Report the number of lines in these entries that contain "Металлоконструкции". Write only the number.
┌──
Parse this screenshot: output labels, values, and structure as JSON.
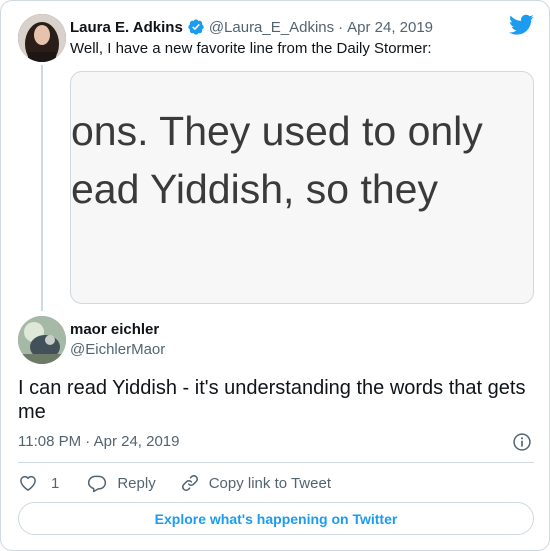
{
  "quoted_tweet": {
    "author_name": "Laura E. Adkins",
    "author_handle": "@Laura_E_Adkins",
    "separator": "·",
    "date": "Apr 24, 2019",
    "text": "Well, I have a new favorite line from the Daily Stormer:",
    "media_text_lines": [
      "ons. They used to only",
      "ead Yiddish, so they"
    ]
  },
  "tweet": {
    "author_name": "maor eichler",
    "author_handle": "@EichlerMaor",
    "text": "I can read Yiddish - it's understanding the words that gets me",
    "timestamp": "11:08 PM · Apr 24, 2019"
  },
  "actions": {
    "like_count": "1",
    "reply_label": "Reply",
    "copy_label": "Copy link to Tweet"
  },
  "explore_label": "Explore what's happening on Twitter",
  "colors": {
    "accent": "#1d9bf0",
    "secondary_text": "#536471",
    "border": "#cfd9de"
  },
  "icons": [
    "verified-badge-icon",
    "twitter-bird-icon",
    "info-icon",
    "heart-icon",
    "reply-icon",
    "link-icon"
  ]
}
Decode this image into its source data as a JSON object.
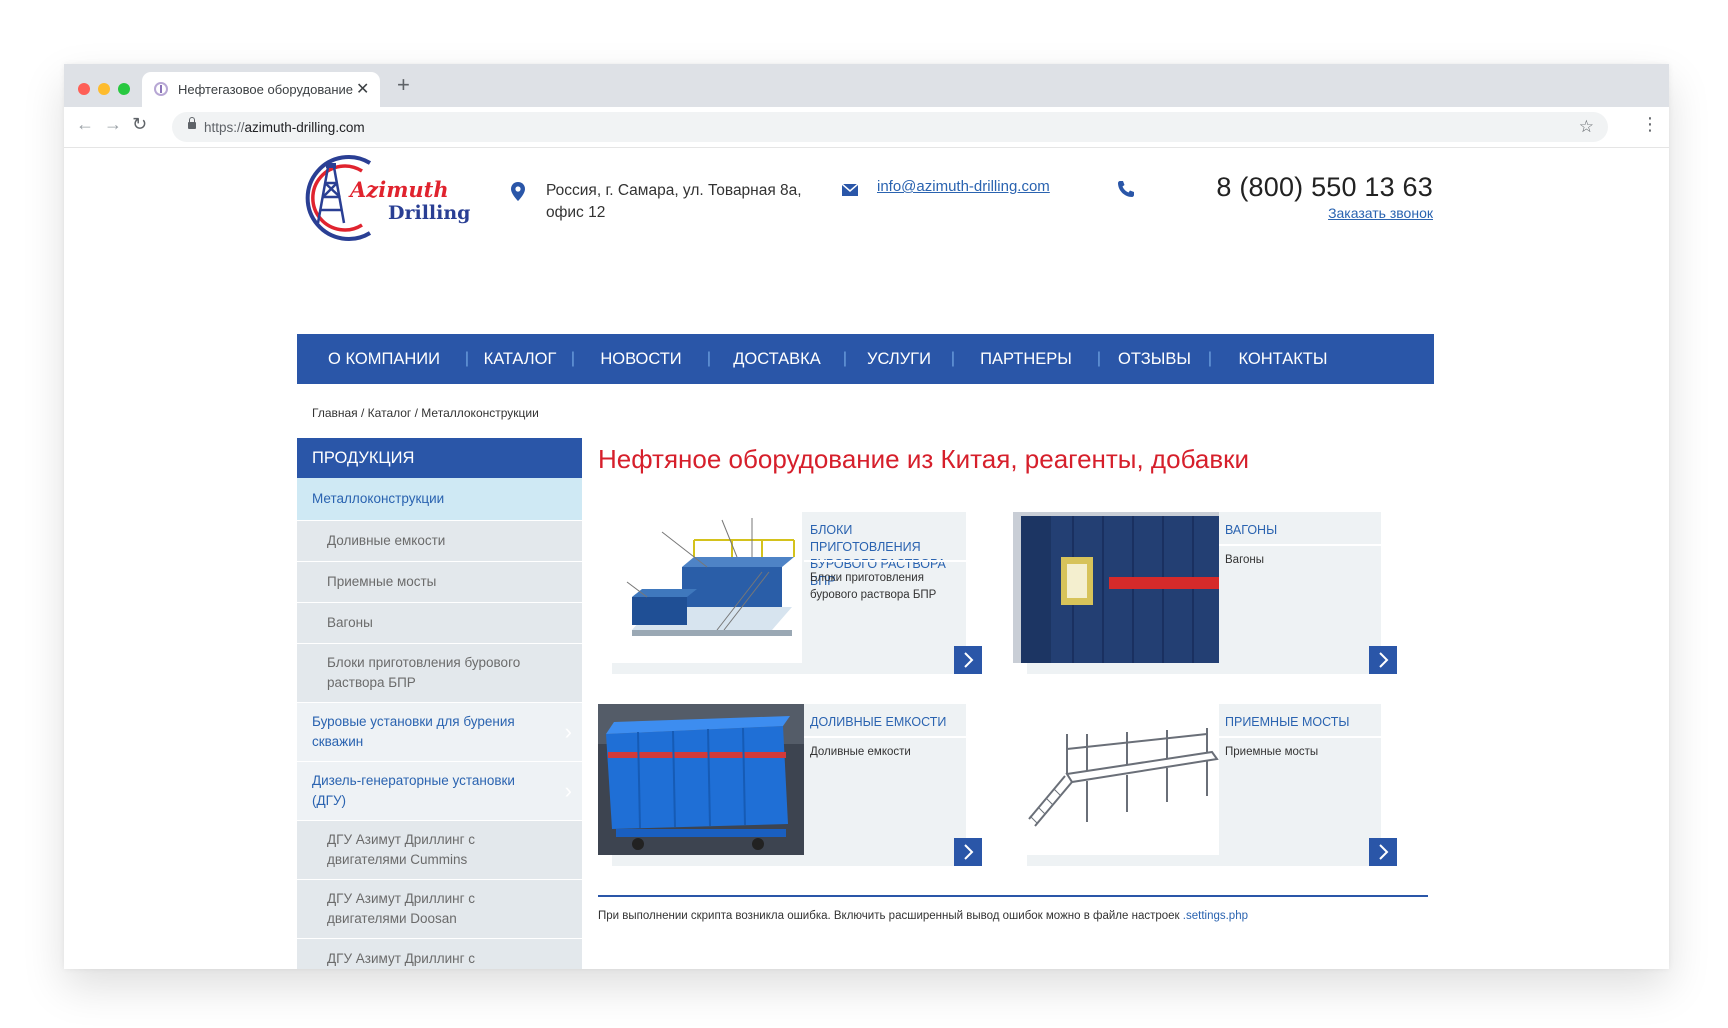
{
  "browser": {
    "tab_title": "Нефтегазовое оборудование",
    "url_scheme": "https://",
    "url_host": "azimuth-drilling.com"
  },
  "header": {
    "logo_line1": "Azimuth",
    "logo_line2": "Drilling",
    "address_line1": "Россия, г. Самара, ул. Товарная 8а,",
    "address_line2": "офис 12",
    "email": "info@azimuth-drilling.com",
    "phone": "8 (800) 550 13 63",
    "callback": "Заказать звонок"
  },
  "nav": [
    "О КОМПАНИИ",
    "КАТАЛОГ",
    "НОВОСТИ",
    "ДОСТАВКА",
    "УСЛУГИ",
    "ПАРТНЕРЫ",
    "ОТЗЫВЫ",
    "КОНТАКТЫ"
  ],
  "breadcrumb": "Главная / Каталог / Металлоконструкции",
  "sidebar": {
    "heading": "ПРОДУКЦИЯ",
    "items": [
      {
        "label": "Металлоконструкции",
        "kind": "active"
      },
      {
        "label": "Доливные емкости",
        "kind": "sub"
      },
      {
        "label": "Приемные мосты",
        "kind": "sub"
      },
      {
        "label": "Вагоны",
        "kind": "sub"
      },
      {
        "label": "Блоки приготовления бурового раствора БПР",
        "kind": "sub"
      },
      {
        "label": "Буровые установки для бурения скважин",
        "kind": "top"
      },
      {
        "label": "Дизель-генераторные установки (ДГУ)",
        "kind": "top"
      },
      {
        "label": "ДГУ Азимут Дриллинг с двигателями Cummins",
        "kind": "sub"
      },
      {
        "label": "ДГУ Азимут Дриллинг с двигателями Doosan",
        "kind": "sub"
      },
      {
        "label": "ДГУ Азимут Дриллинг с",
        "kind": "sub"
      }
    ]
  },
  "main": {
    "title": "Нефтяное оборудование из Китая, реагенты, добавки",
    "products": [
      {
        "title": "Блоки приготовления бурового раствора БПР",
        "desc": "Блоки приготовления бурового раствора БПР",
        "image": "mud-unit-diagram"
      },
      {
        "title": "Вагоны",
        "desc": "Вагоны",
        "image": "blue-wagon-photo"
      },
      {
        "title": "Доливные емкости",
        "desc": "Доливные емкости",
        "image": "blue-tank-photo"
      },
      {
        "title": "Приемные мосты",
        "desc": "Приемные мосты",
        "image": "bridge-render"
      }
    ],
    "error_text": "При выполнении скрипта возникла ошибка. Включить расширенный вывод ошибок можно в файле настроек ",
    "error_link": ".settings.php"
  },
  "colors": {
    "brand_blue": "#2a56a8",
    "title_red": "#d61f2b",
    "link_blue": "#2a63b0",
    "sidebar_active": "#cfe9f4"
  }
}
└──
◆ PROBLEM SOLUTION ◆
2